» ACTIVITY: Search the entries for the word "link" and copy each line that has it.

(Data about app and page elements)

****************************************

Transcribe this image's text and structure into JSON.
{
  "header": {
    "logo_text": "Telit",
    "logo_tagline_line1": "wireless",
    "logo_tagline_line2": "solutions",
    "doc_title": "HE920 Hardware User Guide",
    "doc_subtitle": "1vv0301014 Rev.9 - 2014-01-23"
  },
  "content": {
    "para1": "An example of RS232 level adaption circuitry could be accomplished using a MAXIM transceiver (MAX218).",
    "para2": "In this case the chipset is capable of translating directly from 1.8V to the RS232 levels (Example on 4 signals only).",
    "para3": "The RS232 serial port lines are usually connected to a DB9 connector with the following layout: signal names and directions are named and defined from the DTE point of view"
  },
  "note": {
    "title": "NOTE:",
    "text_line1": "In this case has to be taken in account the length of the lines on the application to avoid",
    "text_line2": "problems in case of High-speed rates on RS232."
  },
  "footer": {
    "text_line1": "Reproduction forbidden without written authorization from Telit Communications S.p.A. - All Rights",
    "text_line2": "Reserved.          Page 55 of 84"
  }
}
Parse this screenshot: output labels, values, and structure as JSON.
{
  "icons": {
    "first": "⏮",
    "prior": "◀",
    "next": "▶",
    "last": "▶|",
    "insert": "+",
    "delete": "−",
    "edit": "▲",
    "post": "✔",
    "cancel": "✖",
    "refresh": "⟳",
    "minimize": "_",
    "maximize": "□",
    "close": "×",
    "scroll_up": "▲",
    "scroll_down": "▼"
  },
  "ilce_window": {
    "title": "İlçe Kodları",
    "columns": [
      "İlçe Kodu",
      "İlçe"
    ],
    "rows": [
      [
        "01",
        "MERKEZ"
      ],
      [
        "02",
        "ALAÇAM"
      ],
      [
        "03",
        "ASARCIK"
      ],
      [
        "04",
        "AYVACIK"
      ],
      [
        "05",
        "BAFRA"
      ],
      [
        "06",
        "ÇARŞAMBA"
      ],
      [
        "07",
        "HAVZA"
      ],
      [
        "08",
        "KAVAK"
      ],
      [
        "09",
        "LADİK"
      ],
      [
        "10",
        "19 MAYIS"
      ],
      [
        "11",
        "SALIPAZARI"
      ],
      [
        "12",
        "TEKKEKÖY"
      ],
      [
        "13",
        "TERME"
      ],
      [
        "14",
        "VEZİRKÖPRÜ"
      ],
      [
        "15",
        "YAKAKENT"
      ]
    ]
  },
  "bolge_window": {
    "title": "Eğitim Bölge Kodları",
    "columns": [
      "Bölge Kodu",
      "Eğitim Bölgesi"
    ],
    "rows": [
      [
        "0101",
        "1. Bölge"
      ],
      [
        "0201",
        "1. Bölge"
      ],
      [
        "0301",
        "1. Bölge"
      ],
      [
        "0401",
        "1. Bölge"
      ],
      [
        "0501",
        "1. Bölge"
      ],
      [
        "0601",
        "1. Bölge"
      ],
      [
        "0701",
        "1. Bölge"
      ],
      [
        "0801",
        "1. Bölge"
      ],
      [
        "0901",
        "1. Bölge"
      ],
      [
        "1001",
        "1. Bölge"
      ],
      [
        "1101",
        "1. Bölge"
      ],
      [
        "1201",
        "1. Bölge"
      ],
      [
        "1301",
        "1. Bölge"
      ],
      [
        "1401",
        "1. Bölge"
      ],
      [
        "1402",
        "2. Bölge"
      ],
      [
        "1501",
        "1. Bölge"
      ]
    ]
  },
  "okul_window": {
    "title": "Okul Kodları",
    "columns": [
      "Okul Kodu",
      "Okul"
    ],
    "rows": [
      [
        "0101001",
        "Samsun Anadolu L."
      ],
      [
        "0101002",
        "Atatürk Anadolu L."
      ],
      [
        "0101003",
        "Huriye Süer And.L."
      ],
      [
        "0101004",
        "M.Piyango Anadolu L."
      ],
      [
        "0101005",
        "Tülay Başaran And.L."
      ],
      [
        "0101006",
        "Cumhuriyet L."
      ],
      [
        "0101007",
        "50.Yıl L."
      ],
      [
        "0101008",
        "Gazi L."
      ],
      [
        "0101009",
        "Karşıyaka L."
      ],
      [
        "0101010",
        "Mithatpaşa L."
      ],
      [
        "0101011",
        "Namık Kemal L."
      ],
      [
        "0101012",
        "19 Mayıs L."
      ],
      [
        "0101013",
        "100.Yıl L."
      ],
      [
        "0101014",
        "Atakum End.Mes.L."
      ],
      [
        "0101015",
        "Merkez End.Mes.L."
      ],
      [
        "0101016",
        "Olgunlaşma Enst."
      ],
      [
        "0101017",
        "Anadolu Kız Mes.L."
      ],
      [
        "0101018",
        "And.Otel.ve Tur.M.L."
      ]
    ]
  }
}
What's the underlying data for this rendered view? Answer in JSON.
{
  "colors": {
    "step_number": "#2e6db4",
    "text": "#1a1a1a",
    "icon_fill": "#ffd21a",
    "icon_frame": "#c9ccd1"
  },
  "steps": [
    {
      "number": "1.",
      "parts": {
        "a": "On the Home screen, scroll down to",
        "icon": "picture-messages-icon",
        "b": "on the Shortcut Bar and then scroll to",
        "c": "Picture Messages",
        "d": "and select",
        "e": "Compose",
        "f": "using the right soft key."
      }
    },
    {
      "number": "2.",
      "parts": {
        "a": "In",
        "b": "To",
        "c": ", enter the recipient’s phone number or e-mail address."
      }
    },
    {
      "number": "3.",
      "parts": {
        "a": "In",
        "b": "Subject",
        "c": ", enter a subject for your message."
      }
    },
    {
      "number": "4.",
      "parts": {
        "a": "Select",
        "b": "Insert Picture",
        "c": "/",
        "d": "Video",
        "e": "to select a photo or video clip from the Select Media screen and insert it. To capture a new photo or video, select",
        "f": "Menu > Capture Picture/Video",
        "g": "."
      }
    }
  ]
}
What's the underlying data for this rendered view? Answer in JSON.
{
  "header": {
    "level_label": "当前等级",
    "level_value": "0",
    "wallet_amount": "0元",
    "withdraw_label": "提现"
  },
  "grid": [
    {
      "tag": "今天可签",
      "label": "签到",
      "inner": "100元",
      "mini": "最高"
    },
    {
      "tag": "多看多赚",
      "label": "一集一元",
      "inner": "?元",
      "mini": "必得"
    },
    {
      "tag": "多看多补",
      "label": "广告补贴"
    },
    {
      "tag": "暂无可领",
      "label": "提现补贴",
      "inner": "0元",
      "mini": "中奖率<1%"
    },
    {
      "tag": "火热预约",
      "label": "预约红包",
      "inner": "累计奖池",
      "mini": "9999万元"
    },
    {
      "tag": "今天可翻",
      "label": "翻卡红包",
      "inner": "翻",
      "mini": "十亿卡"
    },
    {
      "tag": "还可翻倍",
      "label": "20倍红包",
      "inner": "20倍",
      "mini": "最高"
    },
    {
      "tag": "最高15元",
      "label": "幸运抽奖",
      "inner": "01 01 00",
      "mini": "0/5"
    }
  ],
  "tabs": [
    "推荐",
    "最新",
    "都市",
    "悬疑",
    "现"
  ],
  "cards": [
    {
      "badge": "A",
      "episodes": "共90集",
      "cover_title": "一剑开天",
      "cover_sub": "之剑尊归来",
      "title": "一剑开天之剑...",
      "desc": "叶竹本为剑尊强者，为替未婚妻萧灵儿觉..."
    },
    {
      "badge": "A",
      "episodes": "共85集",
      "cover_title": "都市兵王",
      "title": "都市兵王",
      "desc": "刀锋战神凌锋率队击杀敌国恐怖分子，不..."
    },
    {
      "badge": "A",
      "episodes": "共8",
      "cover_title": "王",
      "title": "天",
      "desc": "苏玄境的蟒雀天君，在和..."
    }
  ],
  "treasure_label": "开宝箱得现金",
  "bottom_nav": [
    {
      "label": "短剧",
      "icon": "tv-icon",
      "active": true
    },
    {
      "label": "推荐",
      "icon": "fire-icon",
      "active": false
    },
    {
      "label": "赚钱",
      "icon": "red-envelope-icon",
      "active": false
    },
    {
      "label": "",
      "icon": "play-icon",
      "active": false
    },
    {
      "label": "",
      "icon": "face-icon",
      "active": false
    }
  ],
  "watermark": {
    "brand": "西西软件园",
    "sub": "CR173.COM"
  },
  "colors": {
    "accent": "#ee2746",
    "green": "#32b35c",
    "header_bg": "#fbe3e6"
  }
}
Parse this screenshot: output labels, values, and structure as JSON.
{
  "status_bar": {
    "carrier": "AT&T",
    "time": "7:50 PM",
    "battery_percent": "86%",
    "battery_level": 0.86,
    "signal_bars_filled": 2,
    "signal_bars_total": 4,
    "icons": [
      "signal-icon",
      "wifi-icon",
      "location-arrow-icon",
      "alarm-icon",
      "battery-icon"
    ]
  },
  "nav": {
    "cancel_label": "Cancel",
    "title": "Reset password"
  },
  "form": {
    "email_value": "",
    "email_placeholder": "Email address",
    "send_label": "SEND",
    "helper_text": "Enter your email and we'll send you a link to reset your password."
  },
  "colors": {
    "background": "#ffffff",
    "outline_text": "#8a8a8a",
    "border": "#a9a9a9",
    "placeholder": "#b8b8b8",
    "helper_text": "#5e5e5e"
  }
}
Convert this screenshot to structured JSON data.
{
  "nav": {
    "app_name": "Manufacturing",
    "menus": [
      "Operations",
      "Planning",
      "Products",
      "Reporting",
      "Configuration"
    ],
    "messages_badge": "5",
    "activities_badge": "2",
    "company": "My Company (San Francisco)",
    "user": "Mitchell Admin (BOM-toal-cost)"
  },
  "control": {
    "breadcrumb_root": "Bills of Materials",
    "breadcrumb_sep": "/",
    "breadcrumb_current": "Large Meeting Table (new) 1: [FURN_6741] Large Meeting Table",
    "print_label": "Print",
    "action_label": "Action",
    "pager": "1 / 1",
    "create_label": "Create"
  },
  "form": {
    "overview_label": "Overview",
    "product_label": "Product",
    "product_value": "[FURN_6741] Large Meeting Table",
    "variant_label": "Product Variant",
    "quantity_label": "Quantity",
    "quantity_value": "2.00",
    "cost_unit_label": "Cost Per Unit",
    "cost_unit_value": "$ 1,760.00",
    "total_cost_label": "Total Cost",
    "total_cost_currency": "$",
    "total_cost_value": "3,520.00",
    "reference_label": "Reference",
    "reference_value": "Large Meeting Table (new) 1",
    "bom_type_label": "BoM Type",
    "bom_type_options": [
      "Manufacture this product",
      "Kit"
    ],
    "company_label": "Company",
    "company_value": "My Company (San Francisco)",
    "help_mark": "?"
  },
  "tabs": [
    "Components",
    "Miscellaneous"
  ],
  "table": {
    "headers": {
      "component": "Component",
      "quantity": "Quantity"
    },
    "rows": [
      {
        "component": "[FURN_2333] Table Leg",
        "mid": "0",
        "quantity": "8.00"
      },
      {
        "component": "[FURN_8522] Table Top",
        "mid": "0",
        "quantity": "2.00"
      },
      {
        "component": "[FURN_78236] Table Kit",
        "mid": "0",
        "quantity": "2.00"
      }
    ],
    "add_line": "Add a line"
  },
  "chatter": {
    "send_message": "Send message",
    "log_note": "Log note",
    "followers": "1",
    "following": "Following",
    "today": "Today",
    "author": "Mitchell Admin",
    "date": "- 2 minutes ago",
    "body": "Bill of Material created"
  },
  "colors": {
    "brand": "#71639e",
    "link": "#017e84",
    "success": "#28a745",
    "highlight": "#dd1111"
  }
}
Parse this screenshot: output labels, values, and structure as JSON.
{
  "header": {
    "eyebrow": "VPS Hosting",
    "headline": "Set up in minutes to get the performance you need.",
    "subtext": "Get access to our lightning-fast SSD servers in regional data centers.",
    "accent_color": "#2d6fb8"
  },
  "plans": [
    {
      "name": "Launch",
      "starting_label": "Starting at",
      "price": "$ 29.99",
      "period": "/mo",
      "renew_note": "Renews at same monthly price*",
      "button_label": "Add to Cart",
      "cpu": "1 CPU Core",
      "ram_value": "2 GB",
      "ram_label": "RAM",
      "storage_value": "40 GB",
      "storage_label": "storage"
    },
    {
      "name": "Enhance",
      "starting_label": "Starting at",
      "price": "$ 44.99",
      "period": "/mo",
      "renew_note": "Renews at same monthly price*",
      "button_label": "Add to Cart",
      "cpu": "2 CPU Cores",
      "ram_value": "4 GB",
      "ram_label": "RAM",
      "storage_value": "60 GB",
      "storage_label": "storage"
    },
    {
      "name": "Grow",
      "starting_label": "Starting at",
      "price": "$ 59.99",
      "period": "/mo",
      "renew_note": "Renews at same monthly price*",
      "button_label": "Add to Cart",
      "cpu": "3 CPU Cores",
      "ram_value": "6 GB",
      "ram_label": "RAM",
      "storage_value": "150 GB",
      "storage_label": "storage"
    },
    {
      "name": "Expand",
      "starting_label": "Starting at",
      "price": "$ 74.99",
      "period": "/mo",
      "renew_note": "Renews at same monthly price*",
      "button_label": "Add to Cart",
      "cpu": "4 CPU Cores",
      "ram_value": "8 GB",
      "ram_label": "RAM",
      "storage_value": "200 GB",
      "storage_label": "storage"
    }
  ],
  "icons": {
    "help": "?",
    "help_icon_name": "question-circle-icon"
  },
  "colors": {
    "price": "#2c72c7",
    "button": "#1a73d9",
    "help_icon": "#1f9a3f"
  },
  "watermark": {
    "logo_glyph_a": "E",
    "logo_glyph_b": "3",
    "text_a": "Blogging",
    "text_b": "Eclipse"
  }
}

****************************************

» RESULT BELOW:
    "helper_text": "Enter your email and we'll send you a link to reset your password."
    "link": "#017e84",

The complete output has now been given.